If the person making the application lives outside Germany, they can submit the application directly to the registry authority. Sending the certificate of good conduct is only permitted to the applicant. If the certificate of good conduct is requested to be presented to an authority, it must be sent to the authority immediately. The authority must allow the applicant to inspect the certificate of good conduct upon request. The applicant can demand that the certificate of good conduct, if it contains entries, is first sent to a local court designated by him for inspection by him. The registration authority must inform the applicant of this possibility in the cases in which the application is submitted to them. The district court may only grant the applicant person access to it personally. After inspection, the certificate of good conduct is to be forwarded to the authority or, if the applicant objects, to be destroyed by the local court. A foreign applicant can demand that the certificate of good conduct, if it contains entries, is first sent to an official representation of the Federal Republic of Germany designated by him for inspection.
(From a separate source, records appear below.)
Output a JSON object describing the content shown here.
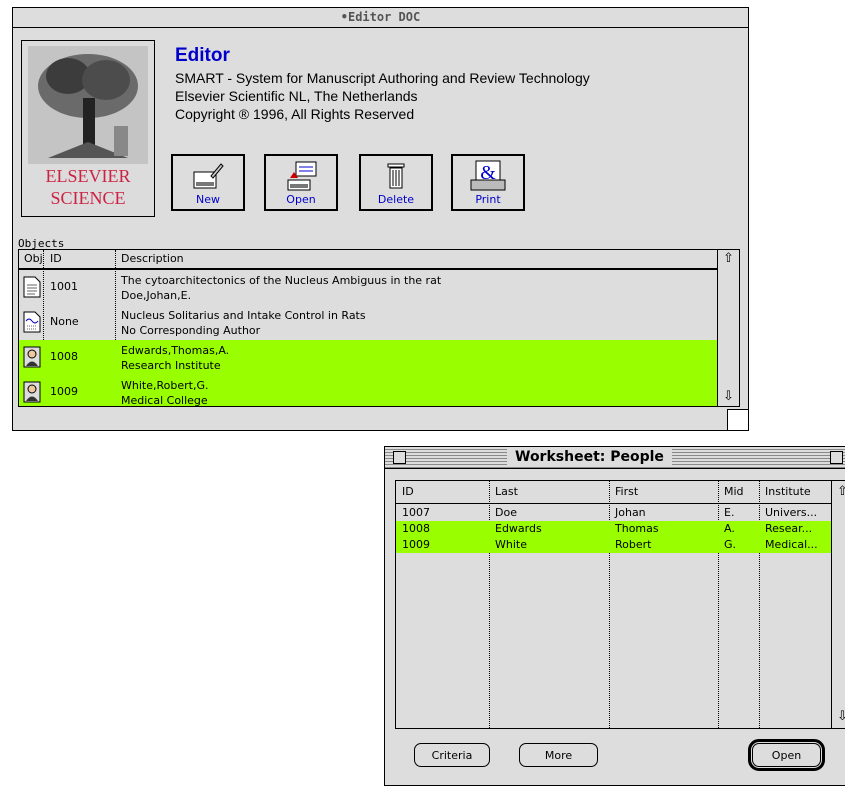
{
  "colors": {
    "highlight": "#99ff00",
    "window_bg": "#dddddd",
    "link_blue": "#0000cc",
    "logo_red": "#cc2244"
  },
  "editor": {
    "window_title": "•Editor DOC",
    "logo": {
      "line1": "ELSEVIER",
      "line2": "SCIENCE"
    },
    "app_name": "Editor",
    "info": [
      "SMART - System for Manuscript Authoring and Review Technology",
      "Elsevier Scientific NL, The Netherlands",
      "Copyright ® 1996, All Rights Reserved"
    ],
    "toolbar": [
      {
        "label": "New",
        "icon": "new-document-icon"
      },
      {
        "label": "Open",
        "icon": "open-document-icon"
      },
      {
        "label": "Delete",
        "icon": "trash-icon"
      },
      {
        "label": "Print",
        "icon": "print-icon"
      }
    ],
    "objects_label": "Objects",
    "columns": [
      "Obj",
      "ID",
      "Description"
    ],
    "rows": [
      {
        "icon": "document-icon",
        "id": "1001",
        "line1": "The cytoarchitectonics of the Nucleus Ambiguus in the rat",
        "line2": "Doe,Johan,E.",
        "highlighted": false
      },
      {
        "icon": "document-icon",
        "id": "None",
        "line1": "Nucleus Solitarius and Intake Control in Rats",
        "line2": "No Corresponding Author",
        "highlighted": false
      },
      {
        "icon": "person-icon",
        "id": "1008",
        "line1": "Edwards,Thomas,A.",
        "line2": "Research Institute",
        "highlighted": true
      },
      {
        "icon": "person-icon",
        "id": "1009",
        "line1": "White,Robert,G.",
        "line2": "Medical College",
        "highlighted": true
      }
    ]
  },
  "worksheet": {
    "title": "Worksheet: People",
    "columns": [
      "ID",
      "Last",
      "First",
      "Mid",
      "Institute"
    ],
    "rows": [
      {
        "id": "1007",
        "last": "Doe",
        "first": "Johan",
        "mid": "E.",
        "institute": "Univers...",
        "highlighted": false
      },
      {
        "id": "1008",
        "last": "Edwards",
        "first": "Thomas",
        "mid": "A.",
        "institute": "Resear...",
        "highlighted": true
      },
      {
        "id": "1009",
        "last": "White",
        "first": "Robert",
        "mid": "G.",
        "institute": "Medical...",
        "highlighted": true
      }
    ],
    "buttons": {
      "criteria": "Criteria",
      "more": "More",
      "open": "Open"
    }
  }
}
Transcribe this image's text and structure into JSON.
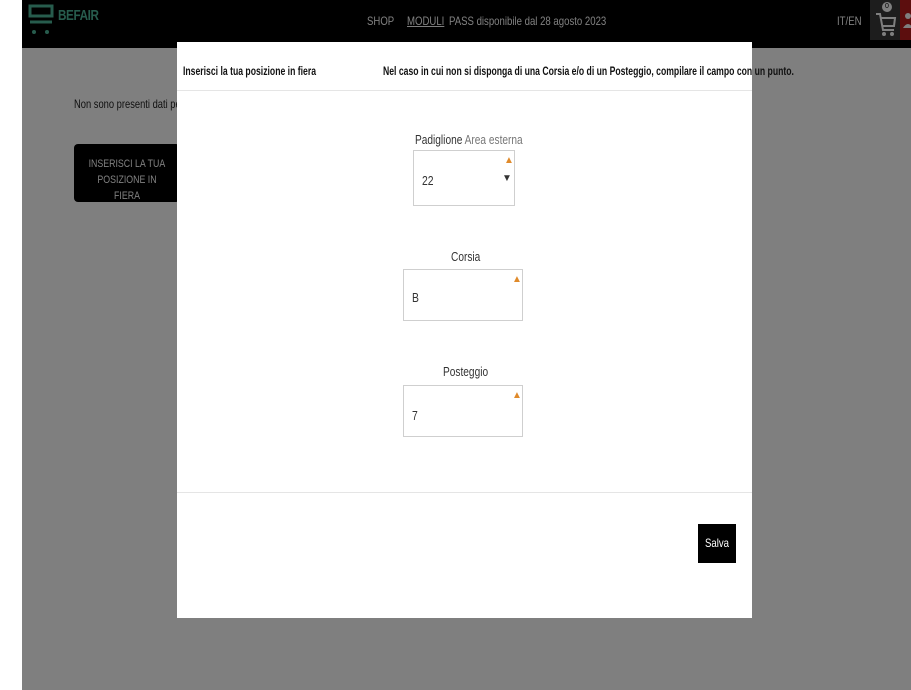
{
  "navbar": {
    "brand": "BEFAIR",
    "links": [
      "SHOP",
      "MODULI"
    ],
    "pass_text": "PASS disponibile dal 28 agosto 2023",
    "lang": "IT/EN",
    "cart_count": "0",
    "icons": [
      "cart-icon",
      "user-icon"
    ]
  },
  "page": {
    "notice": "Non sono presenti dati per l",
    "insert_button": [
      "INSERISCI LA TUA",
      "POSIZIONE IN FIERA"
    ]
  },
  "modal": {
    "title": "Inserisci la tua posizione in fiera",
    "hint": "Nel caso in cui non si disponga di una Corsia e/o di un Posteggio, compilare il campo con un punto.",
    "fields": {
      "padiglione": {
        "label": "Padiglione",
        "sublabel": "Area esterna",
        "value": "22",
        "required": true
      },
      "corsia": {
        "label": "Corsia",
        "value": "B",
        "required": true
      },
      "posteggio": {
        "label": "Posteggio",
        "value": "7",
        "required": true
      }
    },
    "save_label": "Salva"
  },
  "colors": {
    "brand": "#4fb99a",
    "required_marker": "#e08a2a",
    "navbar_bg": "#000000",
    "overlay": "rgba(0,0,0,0.5)"
  }
}
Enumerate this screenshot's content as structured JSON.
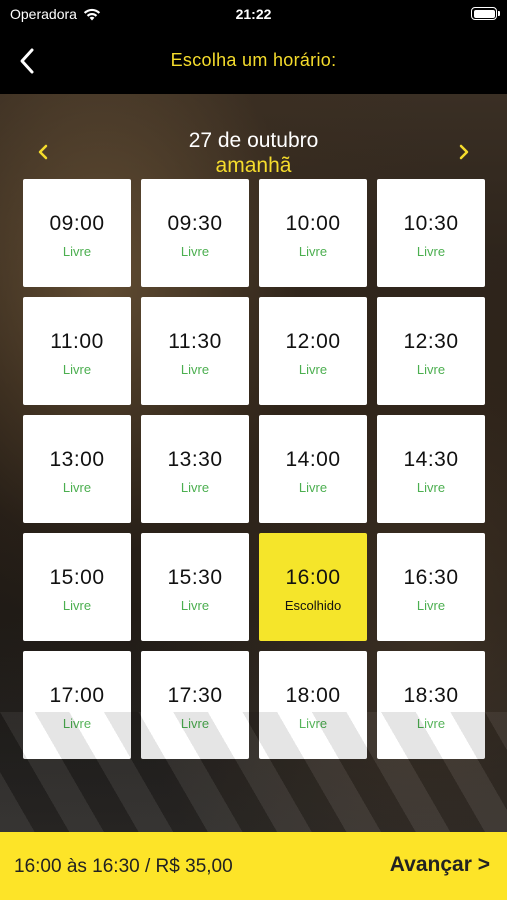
{
  "status_bar": {
    "carrier": "Operadora",
    "time": "21:22"
  },
  "header": {
    "title": "Escolha um horário:",
    "back_icon": "chevron-left-icon"
  },
  "date_nav": {
    "date": "27 de outubro",
    "relative": "amanhã",
    "prev_icon": "chevron-left-icon",
    "next_icon": "chevron-right-icon"
  },
  "slots": [
    {
      "time": "09:00",
      "status": "Livre"
    },
    {
      "time": "09:30",
      "status": "Livre"
    },
    {
      "time": "10:00",
      "status": "Livre"
    },
    {
      "time": "10:30",
      "status": "Livre"
    },
    {
      "time": "11:00",
      "status": "Livre"
    },
    {
      "time": "11:30",
      "status": "Livre"
    },
    {
      "time": "12:00",
      "status": "Livre"
    },
    {
      "time": "12:30",
      "status": "Livre"
    },
    {
      "time": "13:00",
      "status": "Livre"
    },
    {
      "time": "13:30",
      "status": "Livre"
    },
    {
      "time": "14:00",
      "status": "Livre"
    },
    {
      "time": "14:30",
      "status": "Livre"
    },
    {
      "time": "15:00",
      "status": "Livre"
    },
    {
      "time": "15:30",
      "status": "Livre"
    },
    {
      "time": "16:00",
      "status": "Escolhido"
    },
    {
      "time": "16:30",
      "status": "Livre"
    },
    {
      "time": "17:00",
      "status": "Livre"
    },
    {
      "time": "17:30",
      "status": "Livre"
    },
    {
      "time": "18:00",
      "status": "Livre"
    },
    {
      "time": "18:30",
      "status": "Livre"
    }
  ],
  "colors": {
    "accent": "#f5dc2c",
    "available": "#4caf50",
    "selected_bg": "#f5e52a",
    "bottom_bar_bg": "#fde428"
  },
  "footer": {
    "summary": "16:00 às 16:30 / R$ 35,00",
    "advance_label": "Avançar >"
  }
}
The management board member must submit a request for a “certificate of good conduct for presentation to a German authority” and a “European certificate of good conduct for presentation to a German authority” to his or her local registration office (Meldebehörde) (section 30 (2) sentence 1 of the BZRG) or electronically to the Federal Office of Justice (section 30c of the BZRG). German nationals who reside outside the Federal Republic of Germany may apply directly to the Federal Office of Justice as the registration authority (section 30 (3) sentence 1 of the BZRG).
To allow BaFin to allocate the certificates of good conduct which it receives to the undertaking to which the relevant management board member is to be appointed, the name of the notifying undertaking and the BAK number have to be indicated as the reference. The BAK number is a six-digit number which BaFin assigns to each institution for internal classification purposes. It forms part of the BaFin reference number under which correspondence with an institution is registered and is listed in BaFin’s database of undertakings as the “ID”. BaFin is responsible for issuing and publishing a BAK number. The BAK number of an institute can be found on the website of the Federal Financial Supervisory Authority (www.bafin.de).
The certificate of good conduct for official purposes must be up-to-date, i.e. at the time of notification of intent it may not be more than three months old. The date of the document’s issue will be key for this purpose.
In the event that a certificate of good conduct is to be used within BaFin for further checks as to the reputation of a person, this document may not be more than twelve months old. The Federal Office of Justice will send both the “certificate of good conduct for presentation to a German authority” and the “European certificate of good conduct for presentation to a German authority” directly to BaFin. There is no need to request additional copies for the Deutsche Bundesbank or the auditing association, in the case of credit institutions that are members of one.